──────── Data shown

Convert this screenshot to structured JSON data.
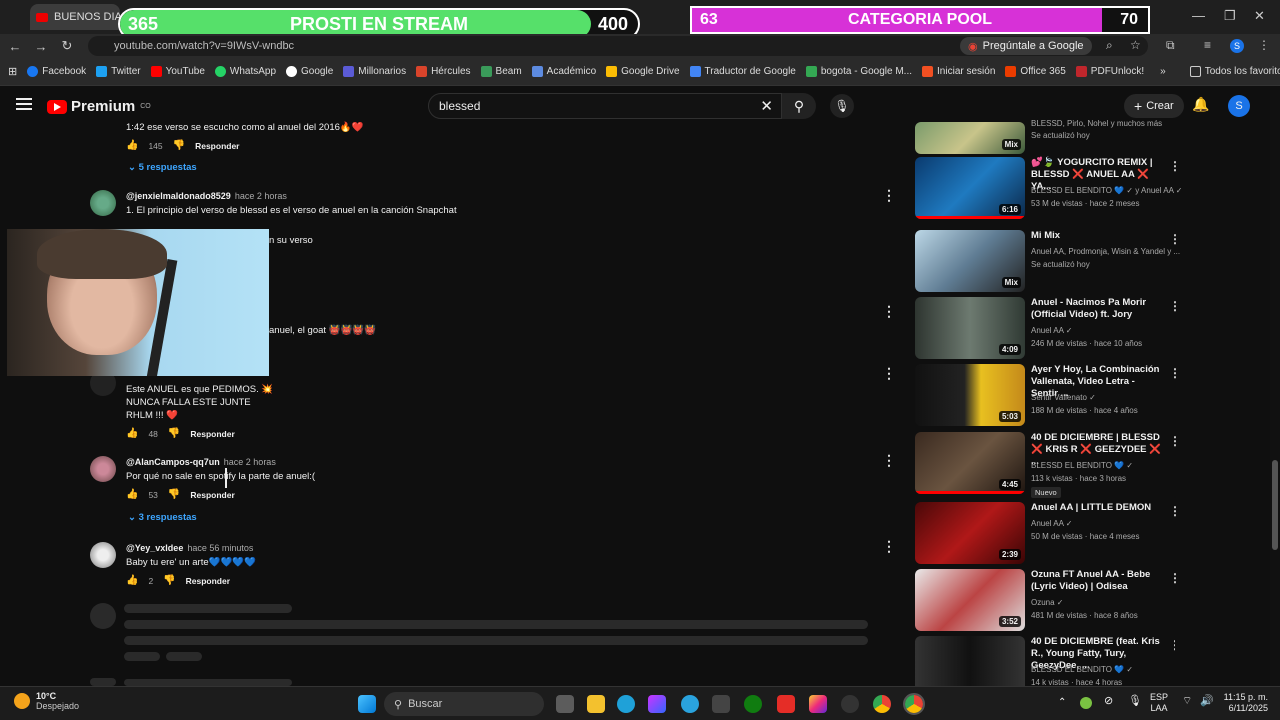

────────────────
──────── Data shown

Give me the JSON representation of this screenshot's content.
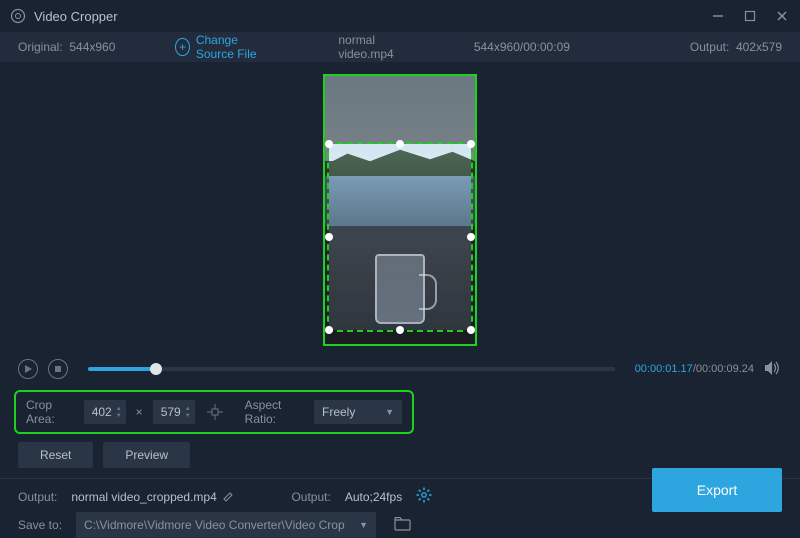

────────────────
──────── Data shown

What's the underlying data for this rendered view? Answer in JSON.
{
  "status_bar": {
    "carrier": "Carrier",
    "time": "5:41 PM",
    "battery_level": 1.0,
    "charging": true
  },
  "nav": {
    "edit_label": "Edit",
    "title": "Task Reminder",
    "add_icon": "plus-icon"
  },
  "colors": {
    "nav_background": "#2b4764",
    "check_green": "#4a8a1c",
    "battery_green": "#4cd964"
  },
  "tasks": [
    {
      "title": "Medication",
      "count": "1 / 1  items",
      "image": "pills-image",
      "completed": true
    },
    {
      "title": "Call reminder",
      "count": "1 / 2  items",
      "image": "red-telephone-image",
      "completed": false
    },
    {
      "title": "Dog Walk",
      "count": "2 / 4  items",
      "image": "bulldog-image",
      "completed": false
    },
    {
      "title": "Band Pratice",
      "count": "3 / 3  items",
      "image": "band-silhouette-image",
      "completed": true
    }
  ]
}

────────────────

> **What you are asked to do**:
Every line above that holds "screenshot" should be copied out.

> **Answer to this problem**:
Convert this screenshot to structured JSON data.
Give me the JSON representation of this screenshot's content.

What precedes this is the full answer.